▶ **Input material**
▼

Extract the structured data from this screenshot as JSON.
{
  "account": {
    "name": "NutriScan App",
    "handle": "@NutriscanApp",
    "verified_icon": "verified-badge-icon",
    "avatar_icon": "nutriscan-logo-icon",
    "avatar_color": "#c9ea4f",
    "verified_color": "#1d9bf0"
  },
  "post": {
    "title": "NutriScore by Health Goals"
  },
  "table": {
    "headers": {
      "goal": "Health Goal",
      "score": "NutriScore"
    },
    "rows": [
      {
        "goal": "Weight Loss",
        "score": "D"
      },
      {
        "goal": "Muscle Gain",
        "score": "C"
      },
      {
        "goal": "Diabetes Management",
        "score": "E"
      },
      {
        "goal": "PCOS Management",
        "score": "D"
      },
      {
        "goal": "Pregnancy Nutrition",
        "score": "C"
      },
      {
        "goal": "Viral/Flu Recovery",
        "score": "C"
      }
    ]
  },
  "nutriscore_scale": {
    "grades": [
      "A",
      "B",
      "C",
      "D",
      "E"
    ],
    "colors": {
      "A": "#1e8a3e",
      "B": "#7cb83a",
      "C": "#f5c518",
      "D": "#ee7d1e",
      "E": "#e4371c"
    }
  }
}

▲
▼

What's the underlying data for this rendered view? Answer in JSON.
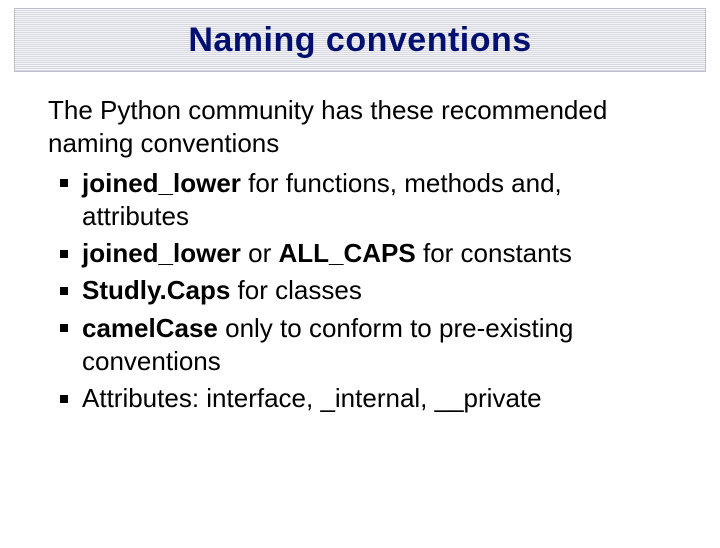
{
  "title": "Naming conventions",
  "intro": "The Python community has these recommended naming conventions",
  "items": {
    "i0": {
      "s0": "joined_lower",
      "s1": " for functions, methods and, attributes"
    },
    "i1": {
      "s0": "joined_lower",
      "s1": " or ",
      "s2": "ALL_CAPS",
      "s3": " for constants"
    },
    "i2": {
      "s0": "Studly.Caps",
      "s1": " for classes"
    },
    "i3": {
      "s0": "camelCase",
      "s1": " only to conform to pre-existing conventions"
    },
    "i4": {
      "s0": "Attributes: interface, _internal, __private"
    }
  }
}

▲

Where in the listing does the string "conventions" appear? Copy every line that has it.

▶ **Expected answer**
  "title": "Naming conventions",
  "intro": "The Python community has these recommended naming conventions",
      "s1": " only to conform to pre-existing conventions"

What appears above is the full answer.